Data provided
□ □ □ □ □ □ □

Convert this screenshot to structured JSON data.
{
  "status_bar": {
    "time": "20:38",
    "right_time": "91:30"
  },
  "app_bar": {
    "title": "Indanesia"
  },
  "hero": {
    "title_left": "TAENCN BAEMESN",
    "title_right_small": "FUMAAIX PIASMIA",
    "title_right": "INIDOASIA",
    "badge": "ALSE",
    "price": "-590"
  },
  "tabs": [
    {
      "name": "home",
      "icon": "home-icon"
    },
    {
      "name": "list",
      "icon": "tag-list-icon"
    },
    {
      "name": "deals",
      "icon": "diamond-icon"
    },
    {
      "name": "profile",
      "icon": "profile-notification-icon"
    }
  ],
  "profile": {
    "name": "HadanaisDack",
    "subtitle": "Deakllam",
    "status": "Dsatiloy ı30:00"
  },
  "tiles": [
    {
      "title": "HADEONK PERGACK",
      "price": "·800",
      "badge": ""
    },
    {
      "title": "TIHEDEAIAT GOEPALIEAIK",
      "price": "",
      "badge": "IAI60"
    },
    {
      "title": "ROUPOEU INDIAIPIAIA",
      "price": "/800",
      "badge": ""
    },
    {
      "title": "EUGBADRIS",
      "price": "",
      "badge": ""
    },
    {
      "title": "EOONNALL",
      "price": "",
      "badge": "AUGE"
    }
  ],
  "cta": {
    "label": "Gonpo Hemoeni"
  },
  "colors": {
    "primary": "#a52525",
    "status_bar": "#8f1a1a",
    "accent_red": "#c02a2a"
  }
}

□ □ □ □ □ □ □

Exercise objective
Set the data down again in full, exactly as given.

Solution
Convert this screenshot to structured JSON data.
{
  "status_bar": {
    "time": "20:38",
    "right_time": "91:30"
  },
  "app_bar": {
    "title": "Indanesia"
  },
  "hero": {
    "title_left": "TAENCN BAEMESN",
    "title_right_small": "FUMAAIX PIASMIA",
    "title_right": "INIDOASIA",
    "badge": "ALSE",
    "price": "-590"
  },
  "tabs": [
    {
      "name": "home",
      "icon": "home-icon"
    },
    {
      "name": "list",
      "icon": "tag-list-icon"
    },
    {
      "name": "deals",
      "icon": "diamond-icon"
    },
    {
      "name": "profile",
      "icon": "profile-notification-icon"
    }
  ],
  "profile": {
    "name": "HadanaisDack",
    "subtitle": "Deakllam",
    "status": "Dsatiloy ı30:00"
  },
  "tiles": [
    {
      "title": "HADEONK PERGACK",
      "price": "·800",
      "badge": ""
    },
    {
      "title": "TIHEDEAIAT GOEPALIEAIK",
      "price": "",
      "badge": "IAI60"
    },
    {
      "title": "ROUPOEU INDIAIPIAIA",
      "price": "/800",
      "badge": ""
    },
    {
      "title": "EUGBADRIS",
      "price": "",
      "badge": ""
    },
    {
      "title": "EOONNALL",
      "price": "",
      "badge": "AUGE"
    }
  ],
  "cta": {
    "label": "Gonpo Hemoeni"
  },
  "colors": {
    "primary": "#a52525",
    "status_bar": "#8f1a1a",
    "accent_red": "#c02a2a"
  }
}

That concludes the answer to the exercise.